Speed - Two Pulses

Speed - Two Pulses

My third approach was to average the last four space measurements.  I averaged space-1, space-2, space-3, and max (space-4, current) to get a very nice, clean space measurement.  This removed all the cyclical variation from the measurements and gave me a nice smooth curve, which you can see in the graph below.  My only concern was that at low speeds with deceleration the delay for measuring true speed could be significant.  The measured speed is always a couple of counts behind when averaging four values.  I decided that when the current space measurement exceeds 40,000 (1/1000 of a second), I will only use the last two spaces.  This trades a little variation for quicker response.  I may adjust this cutoff level later.

Speed - Four Pulses

Speed - Four Pulses

Now that I had a very accurate measurement of the spacing between the pulses, I had to convert it to speed.  I ended up using the new high throughput division available in LabVIEW 2009.  I was able to divide 40,000,000 (total counts per second) by the spacing to get pulses per second.  One nice thing is that the high throughput math works inside a single cycle timed loop.  There is a delay of 29 cycles between inputting the numbers and getting the answer, but that is a very short amount of time when each cycle is 25 ns.  Good enough for me!!!

Now I feel I have very accurate measurements of current, position, and speed.  The next step will be adding PID control of the current.

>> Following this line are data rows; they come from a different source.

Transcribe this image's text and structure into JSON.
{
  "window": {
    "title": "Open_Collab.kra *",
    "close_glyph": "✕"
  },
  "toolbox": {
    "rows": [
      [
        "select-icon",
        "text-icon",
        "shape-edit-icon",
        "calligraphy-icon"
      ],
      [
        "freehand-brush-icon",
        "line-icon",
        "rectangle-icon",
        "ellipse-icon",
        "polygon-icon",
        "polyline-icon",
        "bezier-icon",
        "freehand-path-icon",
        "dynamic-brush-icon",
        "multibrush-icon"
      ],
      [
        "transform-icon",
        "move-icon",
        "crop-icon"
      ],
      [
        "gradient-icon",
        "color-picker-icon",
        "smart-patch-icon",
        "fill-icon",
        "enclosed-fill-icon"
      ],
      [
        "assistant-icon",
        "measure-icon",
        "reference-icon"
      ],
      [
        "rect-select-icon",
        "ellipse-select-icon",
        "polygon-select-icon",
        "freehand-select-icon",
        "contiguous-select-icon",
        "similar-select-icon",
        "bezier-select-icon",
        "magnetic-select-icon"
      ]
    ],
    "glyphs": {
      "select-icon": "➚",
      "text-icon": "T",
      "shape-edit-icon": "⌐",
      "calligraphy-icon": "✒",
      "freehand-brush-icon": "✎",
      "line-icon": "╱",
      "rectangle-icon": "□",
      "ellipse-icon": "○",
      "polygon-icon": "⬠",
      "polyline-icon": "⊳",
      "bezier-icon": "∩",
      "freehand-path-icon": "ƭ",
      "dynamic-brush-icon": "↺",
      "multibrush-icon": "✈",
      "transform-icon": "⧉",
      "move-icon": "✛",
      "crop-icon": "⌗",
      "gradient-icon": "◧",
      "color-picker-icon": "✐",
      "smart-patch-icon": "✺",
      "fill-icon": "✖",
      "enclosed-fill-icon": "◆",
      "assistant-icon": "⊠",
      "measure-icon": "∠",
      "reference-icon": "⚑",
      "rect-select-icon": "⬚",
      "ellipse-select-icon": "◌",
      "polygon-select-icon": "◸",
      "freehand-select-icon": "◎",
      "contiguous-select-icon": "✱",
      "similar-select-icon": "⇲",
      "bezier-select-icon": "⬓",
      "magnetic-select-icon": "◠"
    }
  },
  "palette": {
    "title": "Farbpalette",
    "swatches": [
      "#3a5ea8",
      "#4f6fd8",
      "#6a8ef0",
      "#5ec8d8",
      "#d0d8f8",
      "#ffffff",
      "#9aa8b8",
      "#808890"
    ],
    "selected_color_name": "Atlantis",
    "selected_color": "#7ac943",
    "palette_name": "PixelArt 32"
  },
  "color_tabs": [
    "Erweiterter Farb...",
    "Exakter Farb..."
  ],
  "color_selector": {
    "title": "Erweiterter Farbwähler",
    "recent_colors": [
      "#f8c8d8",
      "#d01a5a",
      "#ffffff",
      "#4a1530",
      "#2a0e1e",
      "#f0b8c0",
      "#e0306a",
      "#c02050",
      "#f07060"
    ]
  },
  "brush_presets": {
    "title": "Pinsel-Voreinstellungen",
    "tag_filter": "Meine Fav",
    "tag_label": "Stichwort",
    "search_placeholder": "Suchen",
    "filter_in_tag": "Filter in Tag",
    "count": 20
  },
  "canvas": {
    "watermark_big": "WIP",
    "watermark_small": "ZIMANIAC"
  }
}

On a side note, there is no noticeable noise in the encoder signals.  Apparently the combination of shielding and differential encoder inputs is enough to eliminate any noise issues.  This means I can run all the cables in the same track when I get some cable carrier, which will save me a little money.  If there was too much noise, I was considering using two cable carriers in opposite directions – one for the encoders and one for the motor cable.  I need to order the carrier soon, because the cables would get very tangled if the cart moves around much, and I am very close to moving the cart.

Even more current analysis

Tuesday, February 9th, 2010

I thought my plans for scaling the current and calculating the overall current would work well.  The exact factor of two was appealing – until I ran the motor in the other direction.  In that direction, the factor looked closer to 1.8, which totally confused me.  I was frustrated and decided to take a break for while.  In the meanwhile, I continued discussing my issues measuring current on the NI discussion forum.  Yesterday Eric from NI answered all my questions very clearly (see How is NI-9505 current sense measured? for details).  He explained that there are two resistors used to measure the current.  During the On cycle, the resistor that the current passes through depends on the direction of rotation.  During the Off cycle the current goes through both resistors, which makes the measured current twice the actual current and totally explains why the Off cycle was measuring about twice the On cycle.  The different factor for each direction of rotation is because the two resistors have slightly different values.  Once I realized this, I compared the waveforms and found out that for CW my 9505 module has an Off/On ratio of about 2.05, and for CCW the ratio is about 1.95.  Once these correction factors are applied, the On and Off cycles are almost exactly equal for both directions.  Therefore, my current measurement scheme will be:

  • Measure at the center of the Off cycle if the PWM < 30% (to avoid spike effects in small pulse widths) and leave the value as is.
  • Measure at the center of the On cycle if the PWM > 30%, and multiply it by the appropriate scaling factor (CW = 2.05, CCW = 1.95) to get it to match the Off cycle.

This will give me an accurate current measurement at any PWM and either direction.  The scaling factor for the current measurement will be 3.1 mA/count since I will have twice as many counts during the On cycle.

I believe this resolves my issues measuring current, so I can move on to the next step – reading the encoders to determine position, velocity, and acceleration.  I can also start programming a PID loop to control the current.